As Sarah walked on to that stage, she strutted her stuff and showcased her beautiful dress (she looked like an enchanted fairy hopping along to the melodies in her head). As soon as she graced her delicate fingers on those ivory pearls, she displayed her soulful and folky voice that blasted into the ears of every attentive soul in the audience. Throughout each of her songs, she closed her eyes and revealed the passion she has for music. In my opinion, she’s one of the most underrated Canadian musicians and she deserves so much more, especially with the well of talent she possesses. She’s an artist in the truest sense because her lyrics are more than just words, they’re thought provoking.

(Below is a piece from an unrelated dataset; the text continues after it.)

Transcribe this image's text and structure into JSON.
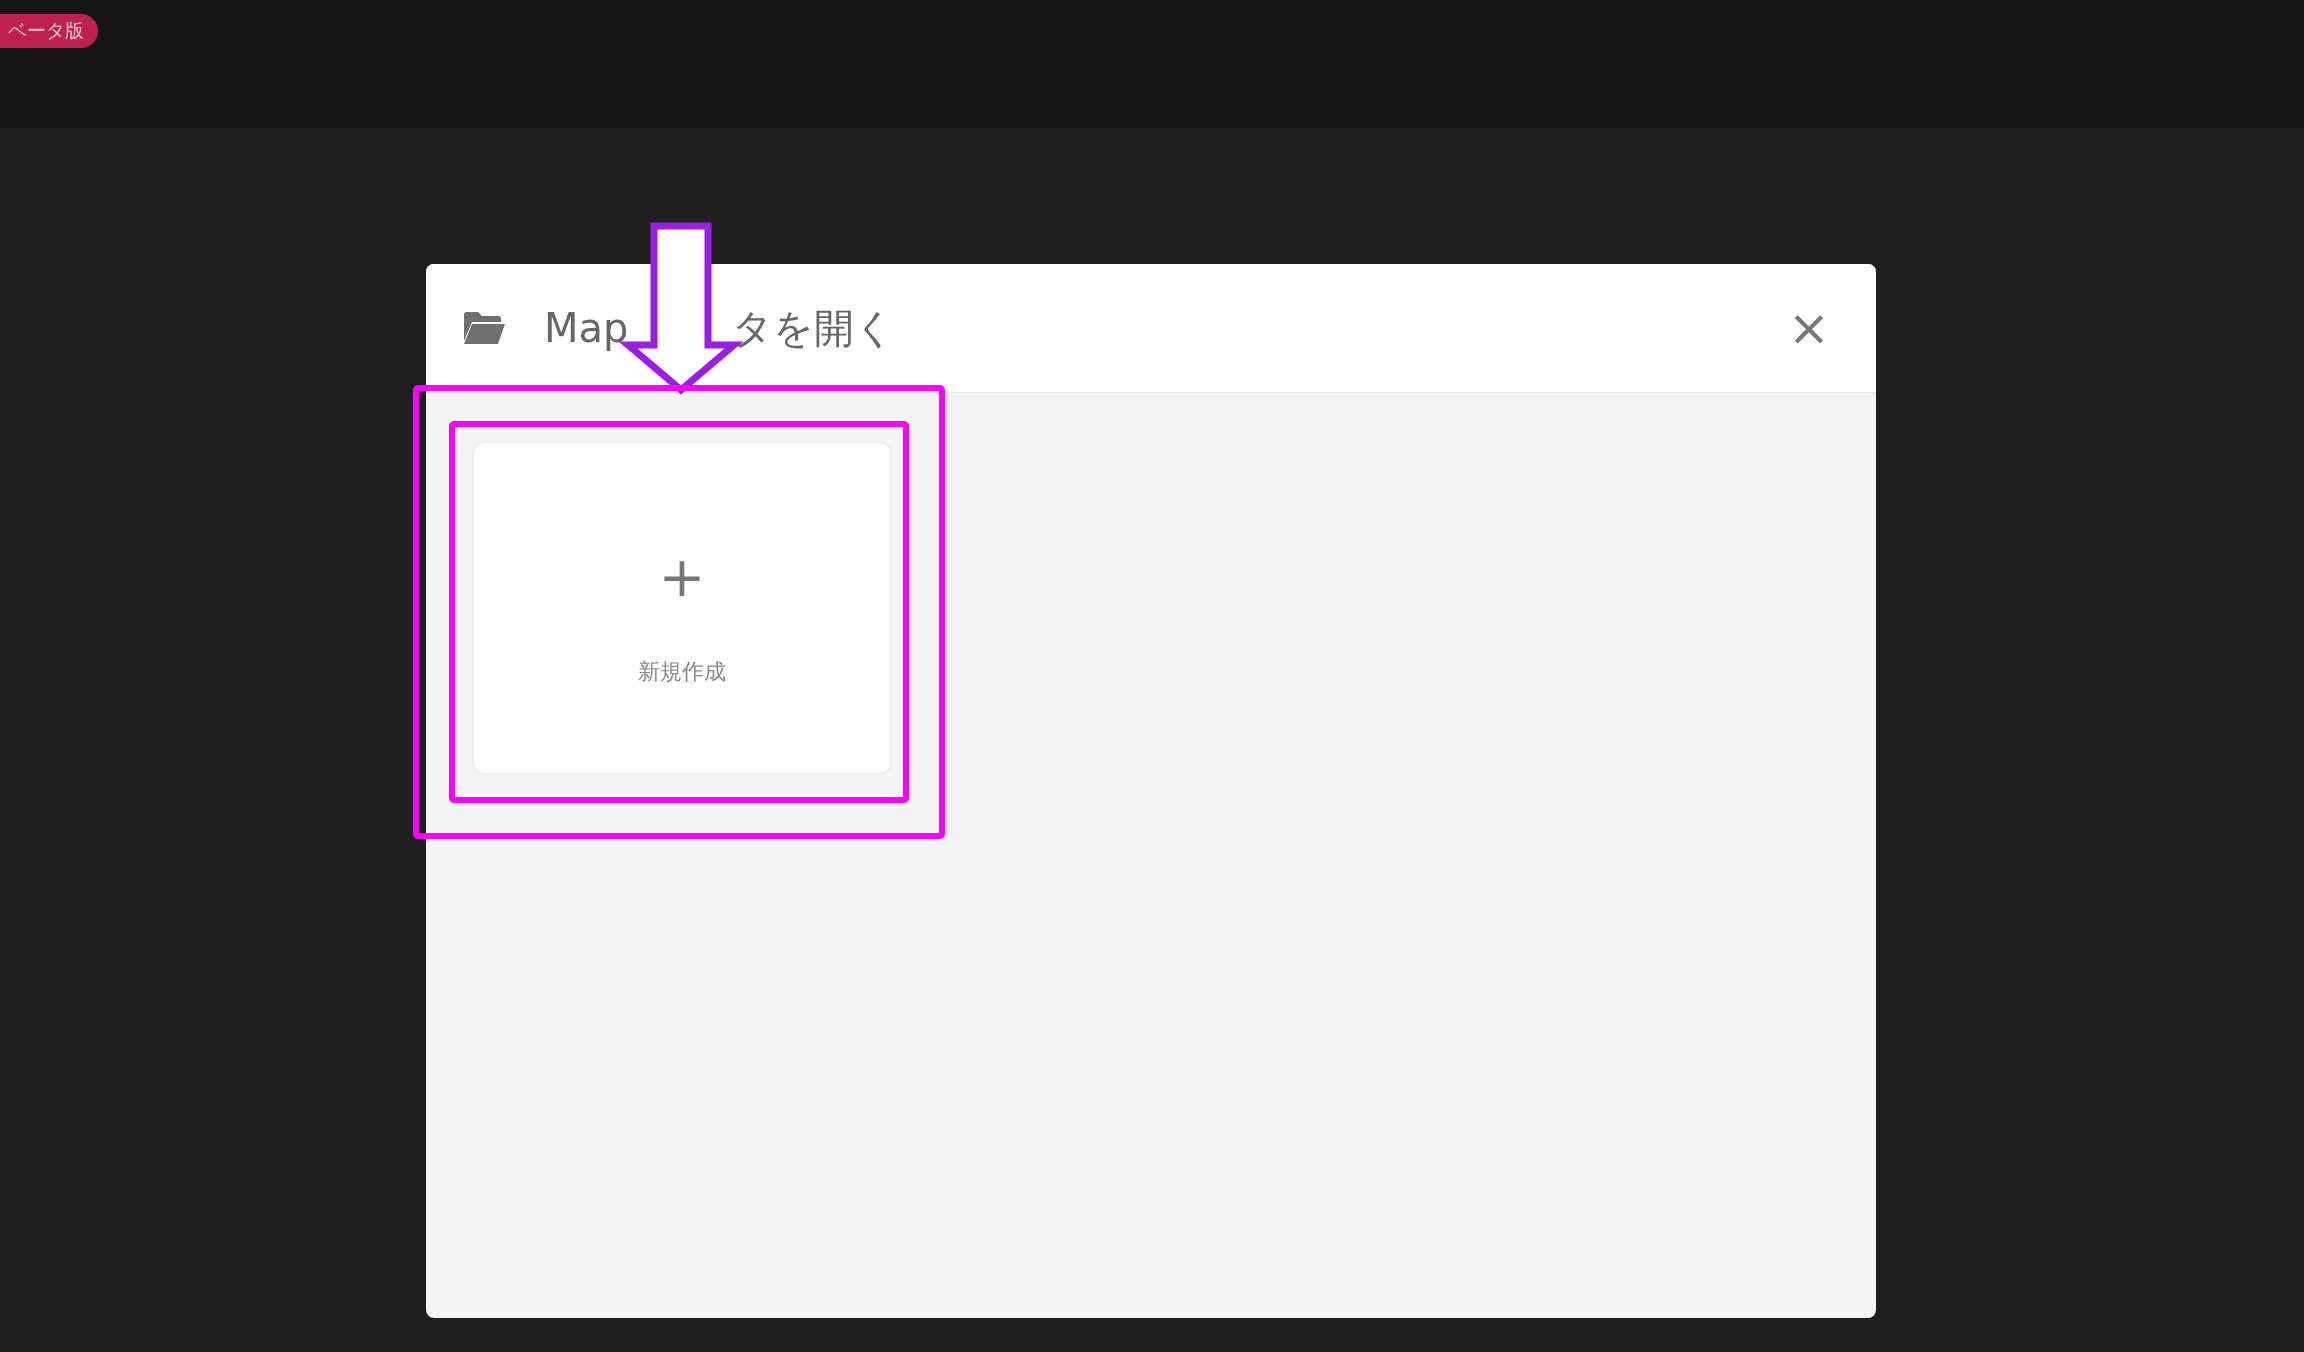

I really enjoyed her entire set, and to be honest, I was awe struck the moment she walked out on stage. When she played “Eliot,” a tribute to T.S. Eliot, where she had the crowd in the palm of her hands. They were all silent and attentive, and it was a little eerie to be honest. She played “Get Home,” a song about a cheating bastard in the key of C+. It was both sweet and soulful, and when she uttered that thoughtful line of “you fake your way to the finish line,” I had an instant vision of that poor soul she was singing about. But the highlight of the night had to be her cover of Madonna’s “Material Girl.” Not only was Sarah pitch perfect, she was also theatrical and lively. I still can’t believe she pulled that off with just her piano.